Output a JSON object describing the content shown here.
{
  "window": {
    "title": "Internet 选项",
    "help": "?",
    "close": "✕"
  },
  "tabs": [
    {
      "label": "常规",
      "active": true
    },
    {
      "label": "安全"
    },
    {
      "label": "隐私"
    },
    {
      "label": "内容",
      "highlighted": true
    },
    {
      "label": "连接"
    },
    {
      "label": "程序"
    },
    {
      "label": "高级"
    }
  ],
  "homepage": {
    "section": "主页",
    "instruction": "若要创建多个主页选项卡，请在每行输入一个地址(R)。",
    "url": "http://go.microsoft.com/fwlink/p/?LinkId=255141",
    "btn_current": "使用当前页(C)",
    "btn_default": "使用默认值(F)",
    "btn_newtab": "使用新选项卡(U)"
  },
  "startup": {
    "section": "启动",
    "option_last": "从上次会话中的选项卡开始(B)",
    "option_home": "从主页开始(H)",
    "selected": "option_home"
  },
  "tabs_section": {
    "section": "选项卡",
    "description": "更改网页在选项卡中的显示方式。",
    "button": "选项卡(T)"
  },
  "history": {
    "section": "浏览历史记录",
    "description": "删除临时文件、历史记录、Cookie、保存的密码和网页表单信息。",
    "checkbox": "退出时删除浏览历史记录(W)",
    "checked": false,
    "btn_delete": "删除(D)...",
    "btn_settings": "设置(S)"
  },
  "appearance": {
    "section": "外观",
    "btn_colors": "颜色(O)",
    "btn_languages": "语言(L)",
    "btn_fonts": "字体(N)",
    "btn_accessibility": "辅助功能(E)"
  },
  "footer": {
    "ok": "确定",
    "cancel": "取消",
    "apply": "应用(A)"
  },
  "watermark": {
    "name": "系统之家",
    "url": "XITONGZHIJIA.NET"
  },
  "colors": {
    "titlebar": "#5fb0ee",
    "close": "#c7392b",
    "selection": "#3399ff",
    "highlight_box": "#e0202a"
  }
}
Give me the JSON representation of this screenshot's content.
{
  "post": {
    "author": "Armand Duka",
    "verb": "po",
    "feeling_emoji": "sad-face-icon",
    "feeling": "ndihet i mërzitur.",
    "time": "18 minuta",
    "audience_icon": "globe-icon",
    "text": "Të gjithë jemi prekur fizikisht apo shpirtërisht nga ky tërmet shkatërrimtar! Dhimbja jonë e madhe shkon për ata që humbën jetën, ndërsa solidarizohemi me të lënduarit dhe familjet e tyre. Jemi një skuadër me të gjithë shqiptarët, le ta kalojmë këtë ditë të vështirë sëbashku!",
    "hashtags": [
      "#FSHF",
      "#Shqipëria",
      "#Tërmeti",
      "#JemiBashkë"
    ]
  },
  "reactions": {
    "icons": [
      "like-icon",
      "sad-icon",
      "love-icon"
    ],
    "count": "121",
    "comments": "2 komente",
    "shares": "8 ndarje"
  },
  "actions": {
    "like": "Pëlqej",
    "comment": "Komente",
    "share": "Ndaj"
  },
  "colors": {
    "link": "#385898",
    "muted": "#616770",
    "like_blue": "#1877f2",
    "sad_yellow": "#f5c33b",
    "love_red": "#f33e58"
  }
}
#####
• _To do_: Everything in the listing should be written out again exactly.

• _Expected answer_:
Output a JSON object describing the content shown here.
{
  "window": {
    "title": "Internet 选项",
    "help": "?",
    "close": "✕"
  },
  "tabs": [
    {
      "label": "常规",
      "active": true
    },
    {
      "label": "安全"
    },
    {
      "label": "隐私"
    },
    {
      "label": "内容",
      "highlighted": true
    },
    {
      "label": "连接"
    },
    {
      "label": "程序"
    },
    {
      "label": "高级"
    }
  ],
  "homepage": {
    "section": "主页",
    "instruction": "若要创建多个主页选项卡，请在每行输入一个地址(R)。",
    "url": "http://go.microsoft.com/fwlink/p/?LinkId=255141",
    "btn_current": "使用当前页(C)",
    "btn_default": "使用默认值(F)",
    "btn_newtab": "使用新选项卡(U)"
  },
  "startup": {
    "section": "启动",
    "option_last": "从上次会话中的选项卡开始(B)",
    "option_home": "从主页开始(H)",
    "selected": "option_home"
  },
  "tabs_section": {
    "section": "选项卡",
    "description": "更改网页在选项卡中的显示方式。",
    "button": "选项卡(T)"
  },
  "history": {
    "section": "浏览历史记录",
    "description": "删除临时文件、历史记录、Cookie、保存的密码和网页表单信息。",
    "checkbox": "退出时删除浏览历史记录(W)",
    "checked": false,
    "btn_delete": "删除(D)...",
    "btn_settings": "设置(S)"
  },
  "appearance": {
    "section": "外观",
    "btn_colors": "颜色(O)",
    "btn_languages": "语言(L)",
    "btn_fonts": "字体(N)",
    "btn_accessibility": "辅助功能(E)"
  },
  "footer": {
    "ok": "确定",
    "cancel": "取消",
    "apply": "应用(A)"
  },
  "watermark": {
    "name": "系统之家",
    "url": "XITONGZHIJIA.NET"
  },
  "colors": {
    "titlebar": "#5fb0ee",
    "close": "#c7392b",
    "selection": "#3399ff",
    "highlight_box": "#e0202a"
  }
}
Give me the JSON representation of this screenshot's content.
{
  "post": {
    "author": "Armand Duka",
    "verb": "po",
    "feeling_emoji": "sad-face-icon",
    "feeling": "ndihet i mërzitur.",
    "time": "18 minuta",
    "audience_icon": "globe-icon",
    "text": "Të gjithë jemi prekur fizikisht apo shpirtërisht nga ky tërmet shkatërrimtar! Dhimbja jonë e madhe shkon për ata që humbën jetën, ndërsa solidarizohemi me të lënduarit dhe familjet e tyre. Jemi një skuadër me të gjithë shqiptarët, le ta kalojmë këtë ditë të vështirë sëbashku!",
    "hashtags": [
      "#FSHF",
      "#Shqipëria",
      "#Tërmeti",
      "#JemiBashkë"
    ]
  },
  "reactions": {
    "icons": [
      "like-icon",
      "sad-icon",
      "love-icon"
    ],
    "count": "121",
    "comments": "2 komente",
    "shares": "8 ndarje"
  },
  "actions": {
    "like": "Pëlqej",
    "comment": "Komente",
    "share": "Ndaj"
  },
  "colors": {
    "link": "#385898",
    "muted": "#616770",
    "like_blue": "#1877f2",
    "sad_yellow": "#f5c33b",
    "love_red": "#f33e58"
  }
}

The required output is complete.